* [YOUR OBJECTIVE]: Go through the data below. Pull out every line that has the word "Setup".

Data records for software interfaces
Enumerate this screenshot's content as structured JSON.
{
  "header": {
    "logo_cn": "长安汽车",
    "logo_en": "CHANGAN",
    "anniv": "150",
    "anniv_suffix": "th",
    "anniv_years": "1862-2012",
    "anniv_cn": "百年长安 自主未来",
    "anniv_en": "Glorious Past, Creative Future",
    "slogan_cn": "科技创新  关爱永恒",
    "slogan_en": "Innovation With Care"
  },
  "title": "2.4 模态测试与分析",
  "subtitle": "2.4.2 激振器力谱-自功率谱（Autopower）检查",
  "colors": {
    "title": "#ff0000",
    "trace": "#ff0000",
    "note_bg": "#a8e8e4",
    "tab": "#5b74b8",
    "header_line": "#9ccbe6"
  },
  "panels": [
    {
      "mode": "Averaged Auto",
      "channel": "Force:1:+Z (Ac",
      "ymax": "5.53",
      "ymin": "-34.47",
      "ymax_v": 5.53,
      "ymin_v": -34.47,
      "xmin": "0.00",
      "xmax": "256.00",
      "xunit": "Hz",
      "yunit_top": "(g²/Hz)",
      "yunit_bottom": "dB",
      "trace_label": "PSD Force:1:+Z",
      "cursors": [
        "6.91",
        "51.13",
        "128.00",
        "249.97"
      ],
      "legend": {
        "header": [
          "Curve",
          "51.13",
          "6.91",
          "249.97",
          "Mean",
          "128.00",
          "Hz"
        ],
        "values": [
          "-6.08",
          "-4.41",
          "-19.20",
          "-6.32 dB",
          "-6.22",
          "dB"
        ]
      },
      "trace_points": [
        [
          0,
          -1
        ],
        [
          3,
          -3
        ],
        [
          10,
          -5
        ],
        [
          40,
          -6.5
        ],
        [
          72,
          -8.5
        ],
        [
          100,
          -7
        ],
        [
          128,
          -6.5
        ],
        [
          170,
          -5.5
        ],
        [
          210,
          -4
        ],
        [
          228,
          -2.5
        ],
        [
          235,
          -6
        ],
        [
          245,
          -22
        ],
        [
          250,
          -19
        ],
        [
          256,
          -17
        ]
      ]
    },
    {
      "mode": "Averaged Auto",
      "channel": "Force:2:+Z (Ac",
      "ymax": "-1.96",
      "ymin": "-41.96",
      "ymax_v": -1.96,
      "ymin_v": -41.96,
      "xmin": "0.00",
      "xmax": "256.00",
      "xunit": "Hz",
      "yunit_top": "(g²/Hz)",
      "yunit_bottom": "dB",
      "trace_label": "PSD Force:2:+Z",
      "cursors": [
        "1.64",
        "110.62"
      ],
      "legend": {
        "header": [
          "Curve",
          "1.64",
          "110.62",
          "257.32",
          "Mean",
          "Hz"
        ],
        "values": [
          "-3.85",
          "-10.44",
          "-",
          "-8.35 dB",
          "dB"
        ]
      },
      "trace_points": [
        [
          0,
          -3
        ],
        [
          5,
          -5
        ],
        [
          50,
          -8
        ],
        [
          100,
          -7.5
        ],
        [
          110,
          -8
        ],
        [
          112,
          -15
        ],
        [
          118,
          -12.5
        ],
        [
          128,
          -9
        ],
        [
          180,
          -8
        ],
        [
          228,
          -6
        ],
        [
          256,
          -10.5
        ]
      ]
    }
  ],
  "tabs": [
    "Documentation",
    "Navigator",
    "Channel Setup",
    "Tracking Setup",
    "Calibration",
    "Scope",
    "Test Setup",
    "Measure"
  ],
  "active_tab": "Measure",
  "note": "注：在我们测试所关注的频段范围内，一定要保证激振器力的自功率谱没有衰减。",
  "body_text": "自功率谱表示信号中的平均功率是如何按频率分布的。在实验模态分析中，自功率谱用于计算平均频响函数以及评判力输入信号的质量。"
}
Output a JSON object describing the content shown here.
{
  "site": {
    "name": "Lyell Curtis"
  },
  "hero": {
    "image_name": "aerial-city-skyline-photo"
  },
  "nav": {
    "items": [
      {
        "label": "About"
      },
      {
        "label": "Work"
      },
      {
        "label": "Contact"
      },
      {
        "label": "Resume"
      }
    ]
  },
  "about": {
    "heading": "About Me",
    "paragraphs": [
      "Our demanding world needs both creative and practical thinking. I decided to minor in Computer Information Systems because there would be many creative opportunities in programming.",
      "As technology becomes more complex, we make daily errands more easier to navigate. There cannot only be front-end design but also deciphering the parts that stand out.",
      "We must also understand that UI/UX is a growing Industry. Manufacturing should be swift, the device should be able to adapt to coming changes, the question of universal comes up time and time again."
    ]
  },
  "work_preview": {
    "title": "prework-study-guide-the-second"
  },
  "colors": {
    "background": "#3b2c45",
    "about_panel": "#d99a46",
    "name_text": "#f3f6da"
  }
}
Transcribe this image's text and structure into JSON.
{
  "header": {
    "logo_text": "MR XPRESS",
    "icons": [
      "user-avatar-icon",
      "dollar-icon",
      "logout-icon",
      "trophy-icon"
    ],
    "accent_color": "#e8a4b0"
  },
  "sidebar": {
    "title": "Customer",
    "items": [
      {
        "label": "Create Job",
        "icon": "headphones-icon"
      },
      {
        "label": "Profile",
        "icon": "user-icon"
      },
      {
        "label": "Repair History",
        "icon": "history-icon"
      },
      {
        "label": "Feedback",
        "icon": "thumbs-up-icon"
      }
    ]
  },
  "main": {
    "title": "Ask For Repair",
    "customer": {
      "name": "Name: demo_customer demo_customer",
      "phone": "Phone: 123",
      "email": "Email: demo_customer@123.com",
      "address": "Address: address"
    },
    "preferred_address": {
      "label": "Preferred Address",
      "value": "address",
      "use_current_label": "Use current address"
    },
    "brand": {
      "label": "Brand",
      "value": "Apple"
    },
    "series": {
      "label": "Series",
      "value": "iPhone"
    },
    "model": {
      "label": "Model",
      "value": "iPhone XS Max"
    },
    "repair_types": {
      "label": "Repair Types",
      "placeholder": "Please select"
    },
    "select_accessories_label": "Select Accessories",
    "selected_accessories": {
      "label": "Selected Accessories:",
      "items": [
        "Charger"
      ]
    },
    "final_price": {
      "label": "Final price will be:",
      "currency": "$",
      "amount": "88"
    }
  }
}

* [EXERCISE ANSWER]:
    "Channel Setup",
    "Tracking Setup",
    "Test Setup",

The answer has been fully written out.